There are many of the stubborn opinion that Slayer was the end all of streamlined aggression and speed picking. So caught up are we, especially in our formative years, with Slayer‘s undeniable command of imagery that we don’t often understand the steps taken in their wake by bands like Sadus and Vader. Namely, that there was still progress to be made. Truth is, compared to the near mechanical execution of Vader, some of Slayer‘s work is downright sloppy. Long before the days of hypertriggered, blatantly doctored up recordings, Vader gave precision a new name. Though for the longest time I wouldn’t listen to anything by this vicious Polish band that wasn’t named De Profundis, I’ve come to realize that the first four records are neck-and-neck and, in the right mood, 1997′s Black to the Blind shines as brightly as any of them.
“Ture Names” – Every bit as dense and elaborate as De Profundis, this album nothing short of porn for dudes and dudettes that worship at the alter of the riff, that fundamental building block which will forever definite any form of metal not plagued with the “post-” prefix. The skinwork of Krzysztof “Doc” Raczkowski, who passed away from heart failure in 2005, should never be forgotten either. His excellent feel for the riffs and the satisfying pop of the snare propel each song forward rather than simply keeping time or adding bombast.
“The Red Passage” – The salient combo of crisp production and mid-scooped guitar tone is also indispensable. What would be a trainwreck in the hands of many other bands, is delivered flawlessly and with emphasis.
“Black to the Blind” – It’s really not hard ti figure out what lessons to draw from this album. DEM RIFFS, DAT TONE, and DAT CRISP DRUMMING. These guys put on a clinic in the mid to late 90s and every Slayer worshiping bro was asleep in the back. Though they made some mediocre turns into sluggish quasi-Bolt Thrower territory at one point, Vader bloodied noses far and wide with Return to the Morbid Reich.
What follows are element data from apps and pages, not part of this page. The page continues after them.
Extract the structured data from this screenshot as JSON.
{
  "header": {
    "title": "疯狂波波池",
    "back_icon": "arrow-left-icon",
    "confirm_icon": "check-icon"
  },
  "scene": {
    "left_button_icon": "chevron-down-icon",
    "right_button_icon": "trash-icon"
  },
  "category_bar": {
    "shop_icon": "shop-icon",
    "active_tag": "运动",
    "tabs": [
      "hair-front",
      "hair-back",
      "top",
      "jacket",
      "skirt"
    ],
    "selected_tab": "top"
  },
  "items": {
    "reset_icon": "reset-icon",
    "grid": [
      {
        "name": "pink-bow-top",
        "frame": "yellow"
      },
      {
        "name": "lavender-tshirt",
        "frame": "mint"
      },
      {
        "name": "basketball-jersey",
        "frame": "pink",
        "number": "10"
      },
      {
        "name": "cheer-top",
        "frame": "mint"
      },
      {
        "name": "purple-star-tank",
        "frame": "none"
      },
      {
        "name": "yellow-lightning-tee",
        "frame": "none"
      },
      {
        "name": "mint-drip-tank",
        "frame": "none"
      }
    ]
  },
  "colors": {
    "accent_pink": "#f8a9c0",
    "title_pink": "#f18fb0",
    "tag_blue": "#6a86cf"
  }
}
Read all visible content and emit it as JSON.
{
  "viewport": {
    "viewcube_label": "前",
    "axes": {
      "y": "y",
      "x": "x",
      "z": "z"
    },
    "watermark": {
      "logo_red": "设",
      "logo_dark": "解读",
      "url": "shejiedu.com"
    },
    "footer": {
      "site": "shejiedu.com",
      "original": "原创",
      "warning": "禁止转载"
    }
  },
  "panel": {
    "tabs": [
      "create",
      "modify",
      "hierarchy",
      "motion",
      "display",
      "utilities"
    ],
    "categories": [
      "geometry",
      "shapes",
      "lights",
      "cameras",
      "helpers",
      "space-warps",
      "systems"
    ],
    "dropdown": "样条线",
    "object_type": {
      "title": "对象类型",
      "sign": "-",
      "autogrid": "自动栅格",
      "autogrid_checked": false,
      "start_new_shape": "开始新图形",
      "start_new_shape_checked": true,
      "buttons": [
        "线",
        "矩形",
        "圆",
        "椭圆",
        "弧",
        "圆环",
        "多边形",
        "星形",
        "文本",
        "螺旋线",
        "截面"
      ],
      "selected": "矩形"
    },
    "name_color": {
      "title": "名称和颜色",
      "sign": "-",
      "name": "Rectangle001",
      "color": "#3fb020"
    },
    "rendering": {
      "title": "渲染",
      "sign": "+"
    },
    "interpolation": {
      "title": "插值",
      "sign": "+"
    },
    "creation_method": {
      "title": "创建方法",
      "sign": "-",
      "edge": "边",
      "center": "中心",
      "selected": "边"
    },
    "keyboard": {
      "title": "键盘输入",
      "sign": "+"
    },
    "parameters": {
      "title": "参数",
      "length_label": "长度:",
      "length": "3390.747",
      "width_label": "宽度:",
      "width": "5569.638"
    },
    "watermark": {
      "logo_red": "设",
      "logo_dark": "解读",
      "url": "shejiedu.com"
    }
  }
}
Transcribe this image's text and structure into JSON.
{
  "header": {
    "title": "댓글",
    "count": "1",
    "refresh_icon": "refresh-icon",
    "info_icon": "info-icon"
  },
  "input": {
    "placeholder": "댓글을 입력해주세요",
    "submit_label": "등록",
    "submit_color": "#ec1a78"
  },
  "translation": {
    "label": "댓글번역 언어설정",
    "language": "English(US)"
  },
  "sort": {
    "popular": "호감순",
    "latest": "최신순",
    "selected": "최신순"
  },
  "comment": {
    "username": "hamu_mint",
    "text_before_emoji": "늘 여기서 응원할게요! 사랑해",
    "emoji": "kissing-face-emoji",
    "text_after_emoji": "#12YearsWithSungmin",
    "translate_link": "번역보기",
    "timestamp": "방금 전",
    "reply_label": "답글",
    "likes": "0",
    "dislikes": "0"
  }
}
And though on Black to the Blind they didn’t quite have the same lead guitar prowess they do now, younger Vader was even known to simply opting for a serious of wammy dives and calling it a solo, the streamlined riffing of the early period provides for a solid death metal experience, both nostalgic and strangely contemporary.